Although some of these workers are undocumented, many take advantage of a visa system meant specifically for this kind of work: the H-2A and H-2B visas. These visas have increased dramatically over the last few decades. By 2019, there were 257,667 jobs approved for H-2 visa positions by the U.S. government, with 204,791 visas issued. And 91% of those were claimed by Mexican citizens.
Many agricultural workers’ families live on the Mexican side of the border and use OSME and clinics like it for their medical needs, and the workers themselves return to the town from the U.S. for their care, as do some U.S. citizens and permanent residents of Mexican heritage. In fact, while just over 200,000 visas were issued to temporary agricultural workers in 2019, there were 394,564 H-2 visa admissions across the U.S. border during that same period, demonstrating the back-and-forth nature of workers in these roles.
To incentivize workers to take on these fundamental farming tasks, agricultural enterprises are now offering medical insurance and coverage to migrant workers, and that’s been to the benefit of the OSME clinic. Today, around 75% of OSME patients are covered by either U.S. insurance companies or U.S. businesses that foot the bill for health services or procedures for their employees. For the most part, Dr. Payán and his staff work directly with insurance companies to provide this care, even running the only U.S.- insurance-connected pharmacy in the region.
A BUSINESS THAT MAKES SENSE
This insurance-focused service plan is one that holds tremendous financial potential for the clinic and provides a framework for offering excellent healthcare to the community. It’s already working for routine and urgent care, and Dr. Payán is certain it can only improve with the construction of an OSME hospital.

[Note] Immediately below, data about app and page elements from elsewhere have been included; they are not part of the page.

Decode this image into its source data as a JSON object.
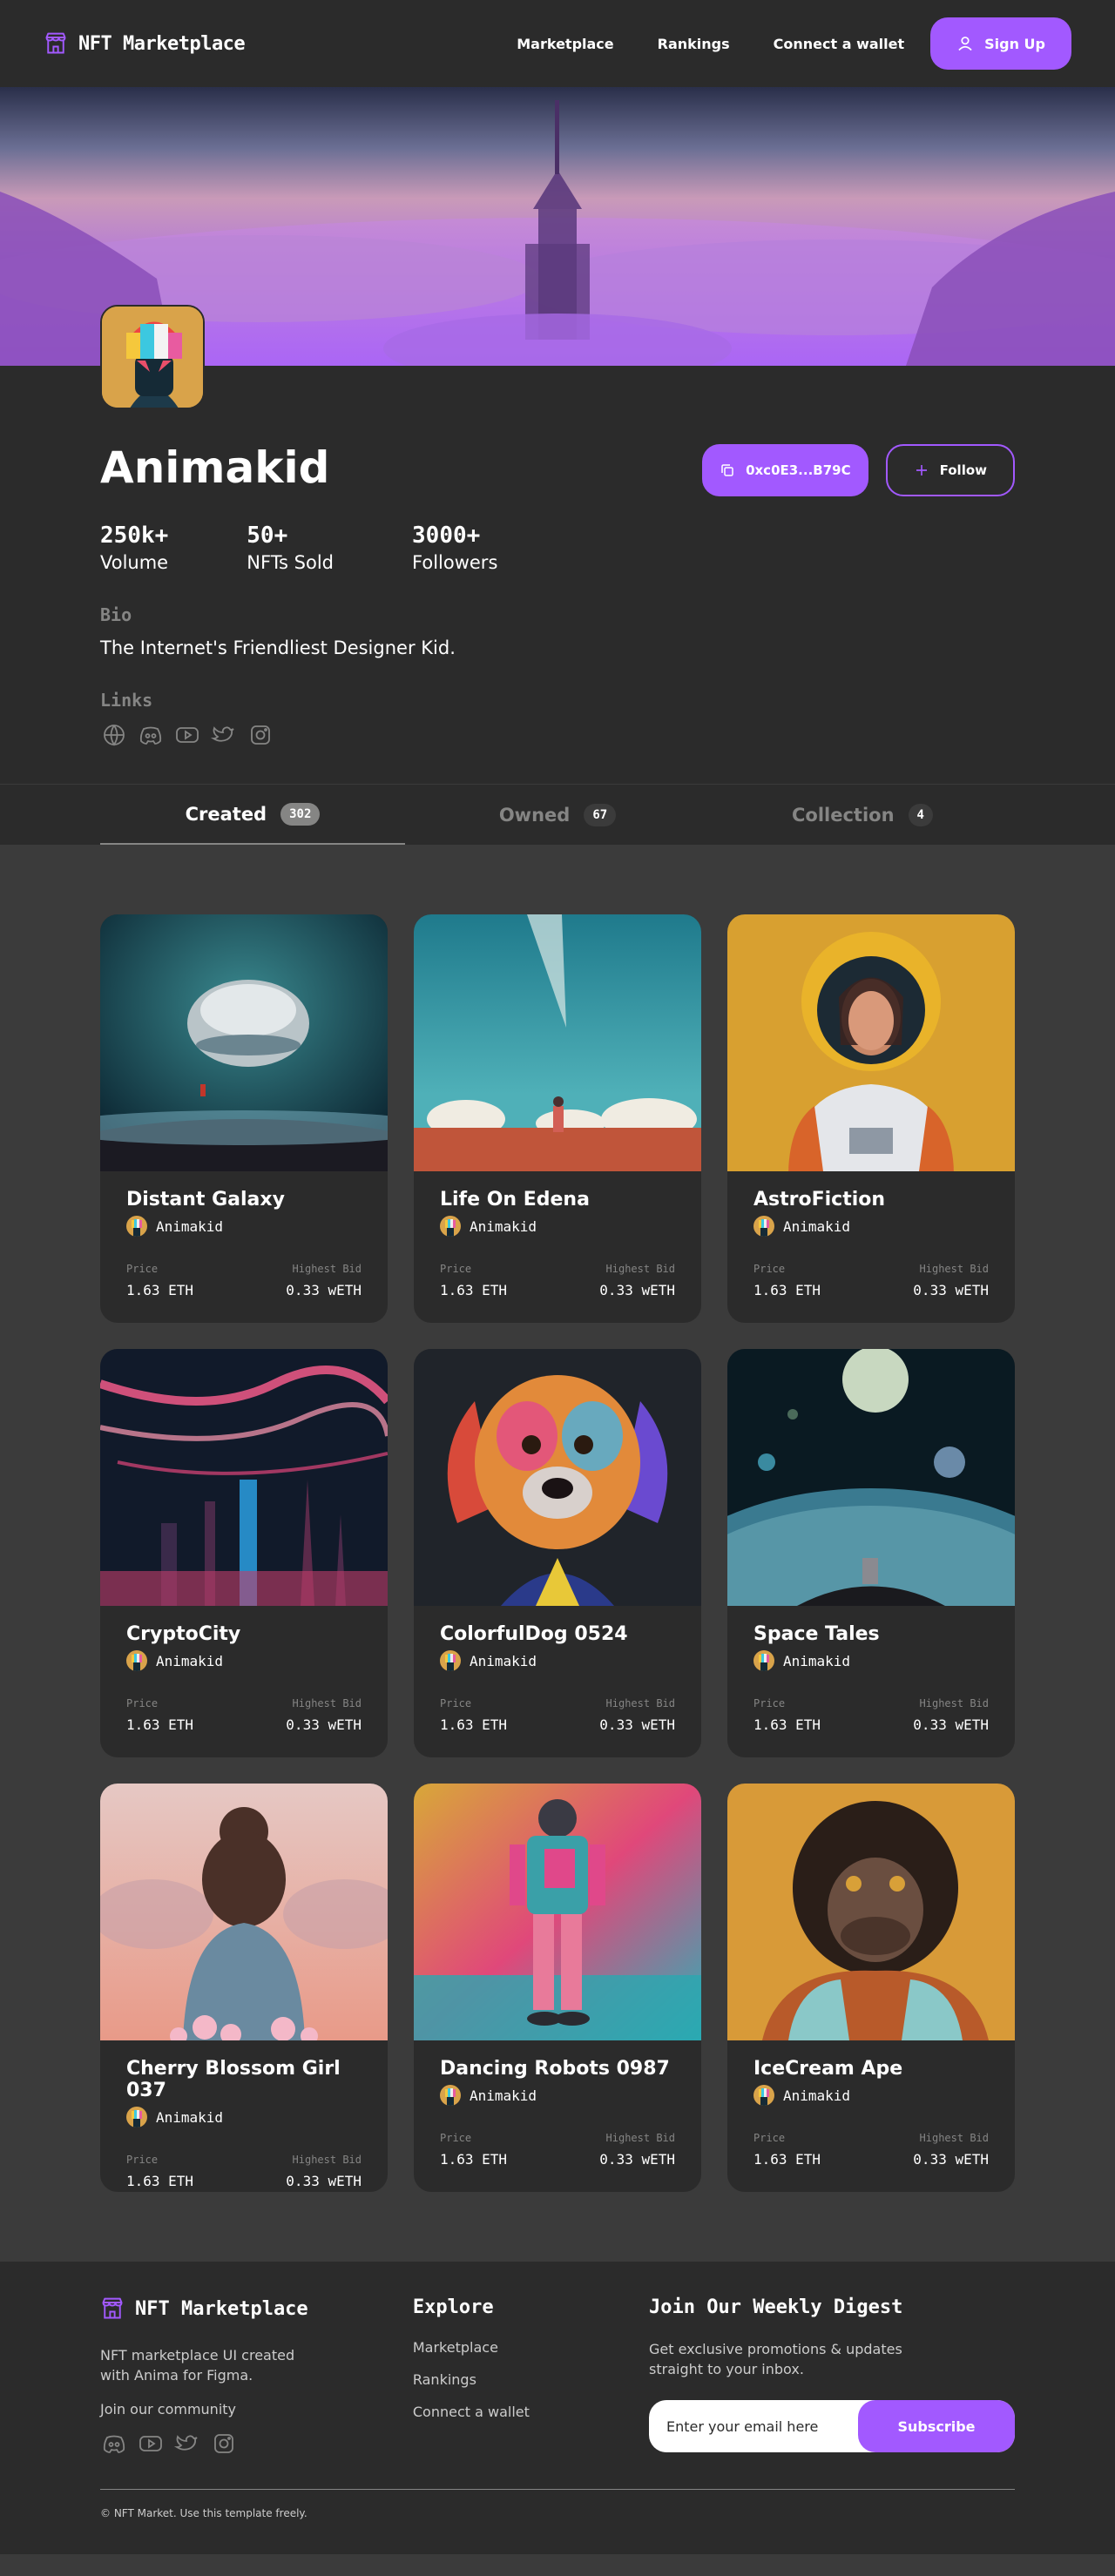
{
  "nav": {
    "brand": "NFT Marketplace",
    "links": [
      "Marketplace",
      "Rankings",
      "Connect a wallet"
    ],
    "signup_label": "Sign Up"
  },
  "profile": {
    "name": "Animakid",
    "wallet_label": "0xc0E3...B79C",
    "follow_label": "Follow",
    "stats": [
      {
        "value": "250k+",
        "label": "Volume"
      },
      {
        "value": "50+",
        "label": "NFTs Sold"
      },
      {
        "value": "3000+",
        "label": "Followers"
      }
    ],
    "bio_heading": "Bio",
    "bio": "The Internet's Friendliest Designer Kid.",
    "links_heading": "Links",
    "link_icons": [
      "globe-icon",
      "discord-icon",
      "youtube-icon",
      "twitter-icon",
      "instagram-icon"
    ]
  },
  "tabs": [
    {
      "label": "Created",
      "count": "302",
      "active": true
    },
    {
      "label": "Owned",
      "count": "67",
      "active": false
    },
    {
      "label": "Collection",
      "count": "4",
      "active": false
    }
  ],
  "cards": [
    {
      "title": "Distant Galaxy",
      "artist": "Animakid",
      "price_label": "Price",
      "price": "1.63 ETH",
      "bid_label": "Highest Bid",
      "bid": "0.33 wETH"
    },
    {
      "title": "Life On Edena",
      "artist": "Animakid",
      "price_label": "Price",
      "price": "1.63 ETH",
      "bid_label": "Highest Bid",
      "bid": "0.33 wETH"
    },
    {
      "title": "AstroFiction",
      "artist": "Animakid",
      "price_label": "Price",
      "price": "1.63 ETH",
      "bid_label": "Highest Bid",
      "bid": "0.33 wETH"
    },
    {
      "title": "CryptoCity",
      "artist": "Animakid",
      "price_label": "Price",
      "price": "1.63 ETH",
      "bid_label": "Highest Bid",
      "bid": "0.33 wETH"
    },
    {
      "title": "ColorfulDog 0524",
      "artist": "Animakid",
      "price_label": "Price",
      "price": "1.63 ETH",
      "bid_label": "Highest Bid",
      "bid": "0.33 wETH"
    },
    {
      "title": "Space Tales",
      "artist": "Animakid",
      "price_label": "Price",
      "price": "1.63 ETH",
      "bid_label": "Highest Bid",
      "bid": "0.33 wETH"
    },
    {
      "title": "Cherry Blossom Girl 037",
      "artist": "Animakid",
      "price_label": "Price",
      "price": "1.63 ETH",
      "bid_label": "Highest Bid",
      "bid": "0.33 wETH"
    },
    {
      "title": "Dancing Robots 0987",
      "artist": "Animakid",
      "price_label": "Price",
      "price": "1.63 ETH",
      "bid_label": "Highest Bid",
      "bid": "0.33 wETH"
    },
    {
      "title": "IceCream Ape",
      "artist": "Animakid",
      "price_label": "Price",
      "price": "1.63 ETH",
      "bid_label": "Highest Bid",
      "bid": "0.33 wETH"
    }
  ],
  "footer": {
    "brand": "NFT Marketplace",
    "description": "NFT marketplace UI created with Anima for Figma.",
    "community_label": "Join our community",
    "social_icons": [
      "discord-icon",
      "youtube-icon",
      "twitter-icon",
      "instagram-icon"
    ],
    "explore_heading": "Explore",
    "explore_links": [
      "Marketplace",
      "Rankings",
      "Connect a wallet"
    ],
    "digest_heading": "Join Our Weekly Digest",
    "digest_description": "Get exclusive promotions & updates straight to your inbox.",
    "email_placeholder": "Enter your email here",
    "subscribe_label": "Subscribe",
    "copyright": "© NFT Market. Use this template freely."
  },
  "colors": {
    "accent": "#A259FF",
    "background": "#3B3B3B",
    "surface": "#2B2B2B",
    "muted": "#858584"
  }
}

Ioan Cleaton-Jones, Director of healthcare delivery at WDI and a seasoned healthcare finance and management consultant, agrees. He has been working closely with both Dr. Payán’s OSME team and the team at the NADB to ensure adequate due diligence while also examining the likelihood of success for both parties. He’s optimistic about the possibilities.
“This makes sense as a business,” Cleaton-Jones explains.
Not only does the OSME clinic already run at a profit, but its plans to expand are clear and full of potential. “They’ve built their business plan around capturing more of the value chain of care for their existing insured patient market,” says Cleaton-Jones, “while also enabling their U.S. health insurance partners to expand their market, bringing more workers and their families into the insurance net. Additionally, they anticipate that there will be patients and doctors who would come from Mexicali.”
The clinic has provided decades of care to essential agricultural workers, and that community of migrant workers and their families may now have access to a hospital for care it either couldn’t get before or at reduced cost. This is thanks to Dr. Payán and his team’s devoted efforts and WDI’s expert analytical support.
Cleaton-Jones hopes WDI will continue to provide this kind of analysis to support healthcare projects, and he believes the positive business model of this OSME hospital expansion is a beacon for what’s possible.